What's the used Ford Ka+ hatchback like?
Once upon a time, the Ford Ka was a very small car, offered in its first generation as a diminutive three-door hatchback whose spirited handling soon captured the public imagination, and in its second generation as a slightly uninspiring city car based on the hugely popular Fiat 500.
Now, though, it’s known as the Ka+ and it’s a rather dumpy five-door hatchback that sits just below the Ford Fiesta in terms of size. It’s actually based on a small Ford hatchback that is made and sold only in India, albeit highly tweaked to suit European roads and needs, and as such it prioritises practicality and value for money above cheeky looks and engaging driving pleasure.
Engine choices are limited to just two, both are the same 1.2-litre four-cylinder petrol engine but you can have it in either 69bhp or 84bhp. Trim levels are likewise limited to two, the ultra-cheap Studio and better-equipped Zetec, which includes such desirable as alloy wheels, air-con and an infotainment system. There is also the possibility of tracking down two special-edition trims: White Edition and Black Edition.

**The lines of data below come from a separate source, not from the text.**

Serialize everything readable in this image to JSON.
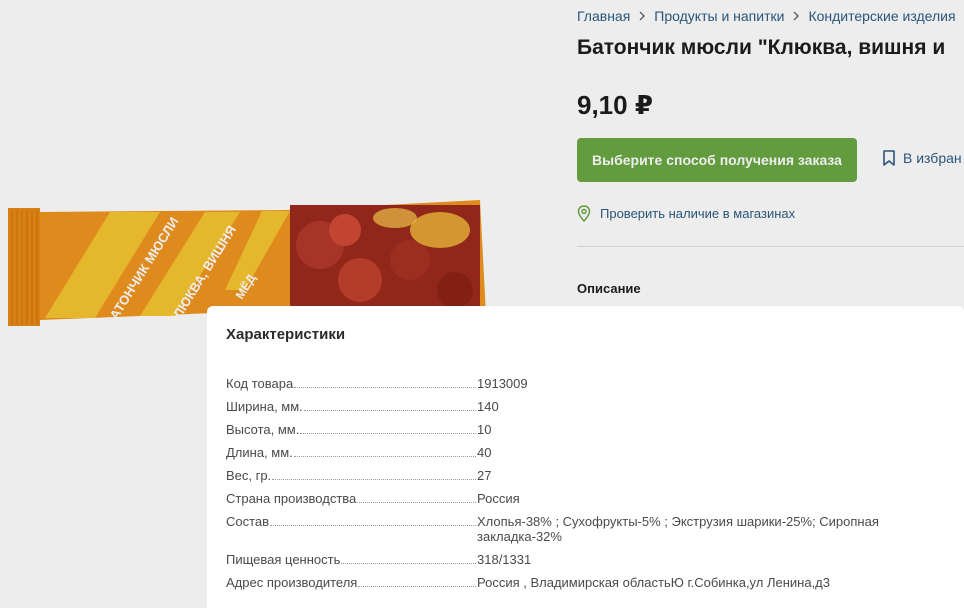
{
  "breadcrumb": [
    "Главная",
    "Продукты и напитки",
    "Кондитерские изделия"
  ],
  "product": {
    "title": "Батончик мюсли \"Клюква, вишня и",
    "price": "9,10 ₽",
    "order_button_label": "Выберите способ получения заказа",
    "favorite_label": "В избран",
    "availability_label": "Проверить наличие в магазинах",
    "image": {
      "line1": "БАТОНЧИК МЮСЛИ",
      "line2": "КЛЮКВА, ВИШНЯ",
      "line3": "МЁД"
    }
  },
  "tabs": {
    "description": "Описание"
  },
  "modal": {
    "title": "Характеристики",
    "specs": [
      {
        "name": "Код товара",
        "value": "1913009"
      },
      {
        "name": "Ширина, мм.",
        "value": "140"
      },
      {
        "name": "Высота, мм.",
        "value": "10"
      },
      {
        "name": "Длина, мм.",
        "value": "40"
      },
      {
        "name": "Вес, гр.",
        "value": "27"
      },
      {
        "name": "Страна производства",
        "value": "Россия"
      },
      {
        "name": "Состав",
        "value": "Хлопья-38% ; Сухофрукты-5% ; Экструзия шарики-25%; Сиропная закладка-32%"
      },
      {
        "name": "Пищевая ценность",
        "value": "318/1331"
      },
      {
        "name": "Адрес производителя",
        "value": "Россия , Владимирская областьЮ г.Собинка,ул Ленина,д3"
      }
    ]
  },
  "colors": {
    "accent_green": "#6aa843",
    "link_blue": "#2f5c84",
    "wrapper_orange": "#f0951f"
  },
  "icons": [
    "chevron-right-icon",
    "bookmark-icon",
    "map-pin-icon"
  ]
}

In the showrooms, the Ka+ looks good, in the financial sense if not in the style sense. However, out on the open road, it is a little disappointing, with an unrefined and labouring engine, in either version, that needs revving hard to get the best from it and doesn’t sound pleasant when you do. To make matters worse, the Ka+ is equipped only with a five-speed gearbox.
On the flip side, it rides extremely well and smooths over bumps better than many larger cars. It steers nicely, too, and pushed hard it corners neatly. Just like the first-generation Ka, if you can ignore the engine this is a fine driver’s car.
There’s more good news inside, where there’s plenty of space for a six-footer to sit behind a six-footer, and the boot’s a reasonable size for this class, with 60/40 folding rear seats as standard. All the controls are all logically placed and easy to locate, and feel pleasant enough to use. However some of the materials used are a little low-rent and there are plenty of hard, scratchy plastics on view.
So overall the Ka+ has a lot going for it. It is, in truth, a much better car than the older Ka models and should prove a cheap car to run. In addition, prices on the used car market are now beginning to fall to levels that many would find quite attractive.